  • C H Silver
  • The Journal of head trauma rehabilitation
  • 2000
Empirical investigation of the degree to which testing predicts children's real-world functioning following traumatic brain injury (TBI) is sparse. This article reviews the research in neuropsychology, which offers only moderate correlations between test scores and everyday functioning. This line of research is hindered by several methodological issues:(More)
OBJECTIVE The article discusses a feasibility study conducted to examine whether Pay Attention!, an intervention training sustained, selective, alternating, and divided attention, could be utilized in a clinical setting with children diagnosed with ADHD, and whether children who received the intervention made attention and executive functioning gains. (More)
Presented neuropsychological data from 20 patients between the ages of 4 and 9 years, who had undergone liver transplantation at least 12 months prior to study participation, and compared them to a control group of 20 children with cystic fibrosis. The liver transplant group showed deficits in VIQ, PIQ, visual-spatial and abstraction/reasoning skills, but(More)
Cross-sectional research has identified subtypes of children with learning disabilities who may have distinctive cognitive ability patterns. This study examined the stability over 19 months of academic subtyping classifications for 80 children ages 9 to 13 representing four subtypes of arithmetic disabilities (AD), using three criteria for learning(More)
In common with the practice of physicians and other health care providers, clinical neuropsychologists often employ clinical extenders.

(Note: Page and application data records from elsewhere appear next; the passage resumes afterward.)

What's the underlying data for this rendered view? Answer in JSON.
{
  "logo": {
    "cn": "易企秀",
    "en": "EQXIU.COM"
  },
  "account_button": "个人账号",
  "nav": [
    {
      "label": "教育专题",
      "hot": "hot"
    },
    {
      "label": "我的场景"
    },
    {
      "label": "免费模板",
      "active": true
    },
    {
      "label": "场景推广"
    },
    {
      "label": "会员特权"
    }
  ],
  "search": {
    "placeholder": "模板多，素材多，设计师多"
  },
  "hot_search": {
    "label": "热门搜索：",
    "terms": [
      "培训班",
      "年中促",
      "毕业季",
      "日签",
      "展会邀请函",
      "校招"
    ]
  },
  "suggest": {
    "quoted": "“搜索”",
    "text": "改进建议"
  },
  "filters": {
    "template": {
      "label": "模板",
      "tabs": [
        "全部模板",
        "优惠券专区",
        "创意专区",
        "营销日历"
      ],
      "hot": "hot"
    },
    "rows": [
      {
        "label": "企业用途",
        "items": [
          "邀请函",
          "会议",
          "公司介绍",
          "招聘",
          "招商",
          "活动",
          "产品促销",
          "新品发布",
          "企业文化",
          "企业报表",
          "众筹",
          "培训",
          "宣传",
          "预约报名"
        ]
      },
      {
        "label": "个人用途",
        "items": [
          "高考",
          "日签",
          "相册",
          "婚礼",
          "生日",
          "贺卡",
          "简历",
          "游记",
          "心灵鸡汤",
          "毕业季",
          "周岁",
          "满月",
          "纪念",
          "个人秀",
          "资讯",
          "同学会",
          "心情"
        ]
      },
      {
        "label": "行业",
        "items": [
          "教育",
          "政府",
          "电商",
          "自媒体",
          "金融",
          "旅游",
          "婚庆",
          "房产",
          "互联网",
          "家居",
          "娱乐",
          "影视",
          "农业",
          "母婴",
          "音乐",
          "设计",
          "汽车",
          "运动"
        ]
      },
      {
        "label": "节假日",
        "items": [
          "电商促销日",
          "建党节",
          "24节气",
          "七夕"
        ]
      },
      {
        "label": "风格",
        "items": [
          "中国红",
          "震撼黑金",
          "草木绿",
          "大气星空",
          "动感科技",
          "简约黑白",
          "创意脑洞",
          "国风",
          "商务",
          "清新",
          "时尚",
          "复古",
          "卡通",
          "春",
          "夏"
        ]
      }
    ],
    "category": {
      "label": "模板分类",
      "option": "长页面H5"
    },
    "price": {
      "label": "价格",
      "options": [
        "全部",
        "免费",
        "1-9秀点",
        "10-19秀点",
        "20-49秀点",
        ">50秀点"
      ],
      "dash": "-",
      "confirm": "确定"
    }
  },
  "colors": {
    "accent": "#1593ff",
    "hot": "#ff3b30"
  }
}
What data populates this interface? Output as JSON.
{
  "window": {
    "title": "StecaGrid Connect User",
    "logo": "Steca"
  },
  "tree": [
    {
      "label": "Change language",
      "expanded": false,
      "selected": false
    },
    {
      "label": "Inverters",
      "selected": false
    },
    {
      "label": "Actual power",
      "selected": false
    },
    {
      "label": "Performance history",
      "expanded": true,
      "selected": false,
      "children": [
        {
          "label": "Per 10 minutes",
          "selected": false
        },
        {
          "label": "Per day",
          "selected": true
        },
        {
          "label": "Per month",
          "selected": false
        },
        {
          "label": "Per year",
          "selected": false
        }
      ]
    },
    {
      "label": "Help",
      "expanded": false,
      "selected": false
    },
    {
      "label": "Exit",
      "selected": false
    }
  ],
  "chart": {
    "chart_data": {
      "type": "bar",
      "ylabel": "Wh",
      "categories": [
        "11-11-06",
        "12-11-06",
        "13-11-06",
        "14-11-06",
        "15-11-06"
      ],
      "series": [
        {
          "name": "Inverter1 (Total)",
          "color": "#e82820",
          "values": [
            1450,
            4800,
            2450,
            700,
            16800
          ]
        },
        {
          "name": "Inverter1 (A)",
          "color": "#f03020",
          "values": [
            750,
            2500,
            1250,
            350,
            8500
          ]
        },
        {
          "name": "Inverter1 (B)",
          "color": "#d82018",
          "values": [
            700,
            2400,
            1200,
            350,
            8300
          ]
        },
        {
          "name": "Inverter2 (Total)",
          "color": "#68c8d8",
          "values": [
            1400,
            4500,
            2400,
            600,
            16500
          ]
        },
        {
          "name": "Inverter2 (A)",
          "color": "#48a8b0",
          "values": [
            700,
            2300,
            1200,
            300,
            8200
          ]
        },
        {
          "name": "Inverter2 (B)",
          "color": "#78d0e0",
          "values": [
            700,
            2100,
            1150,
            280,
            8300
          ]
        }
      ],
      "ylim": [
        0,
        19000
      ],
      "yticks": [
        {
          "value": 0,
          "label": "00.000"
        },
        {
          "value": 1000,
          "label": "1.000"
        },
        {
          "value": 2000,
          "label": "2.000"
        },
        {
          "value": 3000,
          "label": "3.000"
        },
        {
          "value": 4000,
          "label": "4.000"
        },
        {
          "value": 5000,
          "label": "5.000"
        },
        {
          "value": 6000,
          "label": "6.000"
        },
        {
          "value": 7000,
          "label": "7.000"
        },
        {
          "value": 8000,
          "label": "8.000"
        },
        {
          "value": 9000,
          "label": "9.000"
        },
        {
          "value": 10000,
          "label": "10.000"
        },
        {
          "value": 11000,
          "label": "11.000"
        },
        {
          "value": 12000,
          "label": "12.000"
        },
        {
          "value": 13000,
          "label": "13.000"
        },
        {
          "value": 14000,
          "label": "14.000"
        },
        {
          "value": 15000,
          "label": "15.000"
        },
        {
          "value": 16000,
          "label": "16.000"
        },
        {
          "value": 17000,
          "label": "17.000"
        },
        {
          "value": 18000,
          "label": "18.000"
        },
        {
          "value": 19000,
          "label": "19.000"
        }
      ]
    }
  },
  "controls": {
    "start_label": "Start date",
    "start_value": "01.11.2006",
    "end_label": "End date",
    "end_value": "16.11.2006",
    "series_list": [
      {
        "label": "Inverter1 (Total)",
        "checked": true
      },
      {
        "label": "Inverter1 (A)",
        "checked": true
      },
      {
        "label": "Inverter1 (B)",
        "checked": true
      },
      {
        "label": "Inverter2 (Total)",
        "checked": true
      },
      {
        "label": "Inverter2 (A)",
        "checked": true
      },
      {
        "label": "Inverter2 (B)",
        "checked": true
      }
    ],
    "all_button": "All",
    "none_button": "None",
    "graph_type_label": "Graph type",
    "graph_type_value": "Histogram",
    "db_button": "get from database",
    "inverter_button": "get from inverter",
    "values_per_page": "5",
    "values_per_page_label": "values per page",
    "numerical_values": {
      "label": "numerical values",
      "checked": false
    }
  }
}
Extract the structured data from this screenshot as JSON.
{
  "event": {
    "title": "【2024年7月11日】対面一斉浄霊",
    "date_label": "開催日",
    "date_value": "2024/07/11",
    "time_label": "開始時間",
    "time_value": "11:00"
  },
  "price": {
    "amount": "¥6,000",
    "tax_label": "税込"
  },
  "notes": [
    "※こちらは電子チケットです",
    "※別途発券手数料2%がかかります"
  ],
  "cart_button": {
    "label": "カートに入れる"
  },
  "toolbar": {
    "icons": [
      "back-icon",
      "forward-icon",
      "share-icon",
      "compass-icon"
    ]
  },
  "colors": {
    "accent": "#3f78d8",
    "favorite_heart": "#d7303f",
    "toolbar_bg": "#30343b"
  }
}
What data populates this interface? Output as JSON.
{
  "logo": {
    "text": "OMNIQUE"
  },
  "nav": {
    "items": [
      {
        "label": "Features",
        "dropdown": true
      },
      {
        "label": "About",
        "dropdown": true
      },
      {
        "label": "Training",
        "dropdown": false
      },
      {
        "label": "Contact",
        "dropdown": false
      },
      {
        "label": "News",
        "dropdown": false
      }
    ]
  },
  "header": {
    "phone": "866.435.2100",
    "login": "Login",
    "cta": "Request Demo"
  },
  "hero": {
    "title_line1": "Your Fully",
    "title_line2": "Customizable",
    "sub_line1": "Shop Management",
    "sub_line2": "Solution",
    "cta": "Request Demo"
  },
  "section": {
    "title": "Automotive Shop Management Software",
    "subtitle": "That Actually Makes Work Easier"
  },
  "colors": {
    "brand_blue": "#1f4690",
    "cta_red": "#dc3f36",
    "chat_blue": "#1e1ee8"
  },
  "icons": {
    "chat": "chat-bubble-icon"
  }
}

The use of technicians in neuropsychology has been reported as far back as the late 1930s (De Luca, 1989). By 1989 (Division 40, 1989 and 1991), there was clear evidence that a large percentage of North American clinical(More)
Accurate measurement of a child's executive functioning (EF) is important for diagnosis, description of functional impairment, and treatment planning. EF assessment typically consists of administration of a battery of performance-based tests involving abilities such as attention, inhibition, reasoning, planning, and mental flexibility. In recent years,(More)
When children experience learning difficulties, an appropriate evaluation of abilities and skills can provide the foundation for an accurate diagnosis and useful recommendations. When comprehensive information about a child's brain-related strengths and weaknesses is necessary to understand potential sources of the problem and implications for functioning,(More)
A learning disability (LD) is a neurobiological disorder that presents as a serious difficulty with reading, arithmetic, and/or written expression that is unexpected, given the individual's intellectual ability. A learning disability is not an emotional disorder nor is it caused by an emotional disorder. If inadequately or improperly evaluated, a learning(More)
This research examines whether parents' intimate partner physical violence (IPV) relates to their preschoolers' explicit memory functioning, whether children's symptoms of hyperarousal mediate this relation, and whether mothers' positive parenting moderates this relation. Participants were 69 mothers and their 4- or 5-year-old child (34 girls). Mothers(More)